## Exercise brief
What lines below include the string "SETTINGS"? Pick them out and copy them.

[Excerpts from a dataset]

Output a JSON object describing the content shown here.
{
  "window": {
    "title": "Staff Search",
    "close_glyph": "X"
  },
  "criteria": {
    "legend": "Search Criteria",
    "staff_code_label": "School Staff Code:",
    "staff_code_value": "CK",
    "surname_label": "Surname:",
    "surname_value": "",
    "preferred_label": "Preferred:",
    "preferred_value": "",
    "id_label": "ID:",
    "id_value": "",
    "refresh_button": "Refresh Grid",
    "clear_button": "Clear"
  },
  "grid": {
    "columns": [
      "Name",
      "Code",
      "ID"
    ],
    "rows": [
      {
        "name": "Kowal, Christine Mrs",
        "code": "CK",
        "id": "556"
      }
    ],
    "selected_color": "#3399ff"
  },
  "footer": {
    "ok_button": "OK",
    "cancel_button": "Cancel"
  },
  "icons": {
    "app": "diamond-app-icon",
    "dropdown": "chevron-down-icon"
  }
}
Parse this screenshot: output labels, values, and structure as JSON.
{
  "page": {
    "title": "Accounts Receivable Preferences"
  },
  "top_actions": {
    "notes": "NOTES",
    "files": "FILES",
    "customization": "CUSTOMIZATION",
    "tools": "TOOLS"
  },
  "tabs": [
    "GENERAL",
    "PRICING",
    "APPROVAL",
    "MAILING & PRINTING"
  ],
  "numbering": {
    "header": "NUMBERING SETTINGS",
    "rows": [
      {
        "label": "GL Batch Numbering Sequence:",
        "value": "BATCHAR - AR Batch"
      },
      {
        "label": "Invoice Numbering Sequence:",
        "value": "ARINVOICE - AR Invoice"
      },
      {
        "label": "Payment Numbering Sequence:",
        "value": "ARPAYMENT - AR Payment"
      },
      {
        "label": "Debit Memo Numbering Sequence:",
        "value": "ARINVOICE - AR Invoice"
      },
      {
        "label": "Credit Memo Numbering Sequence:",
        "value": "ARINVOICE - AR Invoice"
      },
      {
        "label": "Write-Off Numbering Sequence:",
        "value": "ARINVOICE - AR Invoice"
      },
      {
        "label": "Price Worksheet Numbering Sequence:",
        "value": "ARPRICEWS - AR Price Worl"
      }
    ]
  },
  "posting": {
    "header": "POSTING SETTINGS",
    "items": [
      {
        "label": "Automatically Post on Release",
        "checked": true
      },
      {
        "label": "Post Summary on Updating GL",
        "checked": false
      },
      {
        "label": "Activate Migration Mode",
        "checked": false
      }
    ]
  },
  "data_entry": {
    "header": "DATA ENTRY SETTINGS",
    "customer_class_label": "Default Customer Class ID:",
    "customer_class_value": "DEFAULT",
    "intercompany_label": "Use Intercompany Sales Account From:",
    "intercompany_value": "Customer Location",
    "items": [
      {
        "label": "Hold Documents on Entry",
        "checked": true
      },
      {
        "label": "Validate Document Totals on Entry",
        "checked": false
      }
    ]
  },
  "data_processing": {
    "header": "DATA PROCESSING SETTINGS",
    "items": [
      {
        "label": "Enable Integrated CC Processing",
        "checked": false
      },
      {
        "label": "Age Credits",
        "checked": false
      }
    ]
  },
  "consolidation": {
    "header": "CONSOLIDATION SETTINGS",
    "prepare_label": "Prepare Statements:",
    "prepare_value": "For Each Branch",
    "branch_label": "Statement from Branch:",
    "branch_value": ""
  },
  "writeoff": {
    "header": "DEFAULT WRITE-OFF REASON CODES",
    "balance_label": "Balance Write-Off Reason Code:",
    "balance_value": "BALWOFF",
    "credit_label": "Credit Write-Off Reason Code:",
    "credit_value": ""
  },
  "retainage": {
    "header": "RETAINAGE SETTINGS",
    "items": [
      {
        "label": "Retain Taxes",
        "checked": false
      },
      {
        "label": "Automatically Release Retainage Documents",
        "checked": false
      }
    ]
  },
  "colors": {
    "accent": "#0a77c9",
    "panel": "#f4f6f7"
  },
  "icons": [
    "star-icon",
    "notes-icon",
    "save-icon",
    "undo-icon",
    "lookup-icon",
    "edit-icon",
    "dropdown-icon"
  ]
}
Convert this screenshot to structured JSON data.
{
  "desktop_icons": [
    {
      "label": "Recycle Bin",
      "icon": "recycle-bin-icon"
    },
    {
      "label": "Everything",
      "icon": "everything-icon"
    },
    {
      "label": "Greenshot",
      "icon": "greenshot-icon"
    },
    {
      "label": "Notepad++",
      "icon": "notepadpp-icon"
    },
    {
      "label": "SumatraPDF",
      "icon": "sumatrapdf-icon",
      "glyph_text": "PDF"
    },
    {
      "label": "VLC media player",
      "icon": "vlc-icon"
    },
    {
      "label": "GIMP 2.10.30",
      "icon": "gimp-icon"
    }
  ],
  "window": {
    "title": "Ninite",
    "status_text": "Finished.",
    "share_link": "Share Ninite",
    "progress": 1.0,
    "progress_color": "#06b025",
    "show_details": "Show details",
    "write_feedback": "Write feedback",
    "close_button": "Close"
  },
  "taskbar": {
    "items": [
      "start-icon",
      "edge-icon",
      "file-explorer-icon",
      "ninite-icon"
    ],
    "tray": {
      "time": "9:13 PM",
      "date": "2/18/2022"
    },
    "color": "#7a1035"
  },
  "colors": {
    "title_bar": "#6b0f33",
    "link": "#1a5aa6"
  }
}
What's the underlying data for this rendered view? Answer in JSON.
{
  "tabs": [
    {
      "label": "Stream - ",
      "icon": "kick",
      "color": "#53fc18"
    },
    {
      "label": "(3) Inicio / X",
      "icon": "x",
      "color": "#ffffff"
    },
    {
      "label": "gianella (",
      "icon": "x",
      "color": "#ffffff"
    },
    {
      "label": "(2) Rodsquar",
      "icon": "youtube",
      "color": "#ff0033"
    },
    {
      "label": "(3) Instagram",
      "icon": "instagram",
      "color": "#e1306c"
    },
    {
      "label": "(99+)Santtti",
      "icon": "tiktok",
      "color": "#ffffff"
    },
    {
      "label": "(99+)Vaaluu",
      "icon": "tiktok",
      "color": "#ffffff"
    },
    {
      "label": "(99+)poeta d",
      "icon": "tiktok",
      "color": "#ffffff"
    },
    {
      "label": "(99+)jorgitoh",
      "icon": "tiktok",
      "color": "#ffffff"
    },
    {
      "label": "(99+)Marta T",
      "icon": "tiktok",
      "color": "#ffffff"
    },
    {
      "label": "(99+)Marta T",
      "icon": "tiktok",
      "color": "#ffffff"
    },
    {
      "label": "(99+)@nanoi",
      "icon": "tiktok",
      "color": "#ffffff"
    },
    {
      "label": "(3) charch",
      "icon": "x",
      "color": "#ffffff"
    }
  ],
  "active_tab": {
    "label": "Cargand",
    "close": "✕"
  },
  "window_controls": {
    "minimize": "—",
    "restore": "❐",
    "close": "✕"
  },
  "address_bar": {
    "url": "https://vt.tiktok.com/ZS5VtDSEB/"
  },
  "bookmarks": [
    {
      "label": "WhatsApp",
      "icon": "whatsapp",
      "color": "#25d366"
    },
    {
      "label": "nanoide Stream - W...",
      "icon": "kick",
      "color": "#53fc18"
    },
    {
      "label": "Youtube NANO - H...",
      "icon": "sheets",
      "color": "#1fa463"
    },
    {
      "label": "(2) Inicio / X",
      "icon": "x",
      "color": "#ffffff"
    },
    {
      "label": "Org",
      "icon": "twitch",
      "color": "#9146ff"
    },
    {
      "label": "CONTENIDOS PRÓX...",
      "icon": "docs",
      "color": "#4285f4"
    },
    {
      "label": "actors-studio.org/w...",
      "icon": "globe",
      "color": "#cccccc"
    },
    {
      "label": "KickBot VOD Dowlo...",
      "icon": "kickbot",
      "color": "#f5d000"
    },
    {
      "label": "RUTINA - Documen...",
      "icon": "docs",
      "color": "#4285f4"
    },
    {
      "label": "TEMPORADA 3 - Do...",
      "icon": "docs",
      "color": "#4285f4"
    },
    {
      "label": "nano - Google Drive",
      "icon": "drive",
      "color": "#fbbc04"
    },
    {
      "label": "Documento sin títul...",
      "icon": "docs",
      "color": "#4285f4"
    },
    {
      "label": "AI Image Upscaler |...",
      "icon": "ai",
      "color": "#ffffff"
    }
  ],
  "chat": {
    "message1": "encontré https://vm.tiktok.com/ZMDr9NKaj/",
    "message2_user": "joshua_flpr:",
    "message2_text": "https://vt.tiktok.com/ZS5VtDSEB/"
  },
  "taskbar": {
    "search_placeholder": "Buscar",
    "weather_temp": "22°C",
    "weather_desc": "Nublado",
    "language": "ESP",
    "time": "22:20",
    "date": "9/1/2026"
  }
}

## Worked solution
    "header": "NUMBERING SETTINGS",
    "header": "POSTING SETTINGS",
    "header": "DATA ENTRY SETTINGS",
    "header": "DATA PROCESSING SETTINGS",
    "header": "CONSOLIDATION SETTINGS",
    "header": "RETAINAGE SETTINGS",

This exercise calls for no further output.